The smooth and spineless peyote cactus (Lophophora williamsii) grows slowly in the deserts of Mexico and southwestern Texas. The dome-shaped cactus forms in tight clusters and displays a blue-green appearance. The species develops around 50 different alkaloids, including the potent psychedelic mescaline. The word peyote derives from the Aztec “peyote”, which translates to “divine messenger”. The cactus forms one of four principal deities of the American Wixarika culture, where it’s used as a visionary sacrament.
The water lily blue lotus (Nymphaea caerulea) grows along the Nile and other parts of East Africa. The beautiful, pale blue-white flowers played an important role in ancient Egyptian civilisation. Ancient artwork from the region depicts the species in party scenes and rituals, where it was likely used for its deeply relaxing effects. The plant contains the psychoactive alkaloid aporphine, which influences the dopamine system.

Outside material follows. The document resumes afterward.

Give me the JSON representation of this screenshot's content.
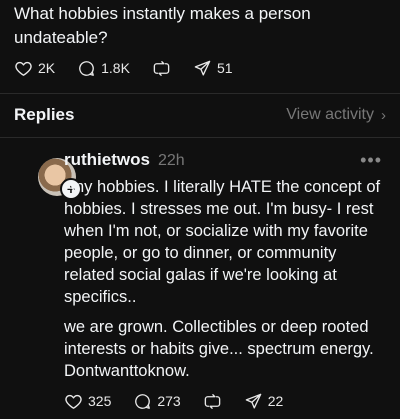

As the most popular psychoactive plant on the planet, millions of people currently use cannabis on a daily basis to induce euphoria, relaxation, and deep philosophical thought. Humanity has used the herb for thousands of years to worship gods, boost wellness, and even craft rope and paper. Cultures in Afghanistan created crude forms of hash to enjoy higher levels of THC, whereas people of the Indian subcontinent drank cannabis-infused bhang as early as 1000 BCE. More recently, cannabis has played a sacred role in the Rastafari religion, where practitioners use the herb to create divine connections.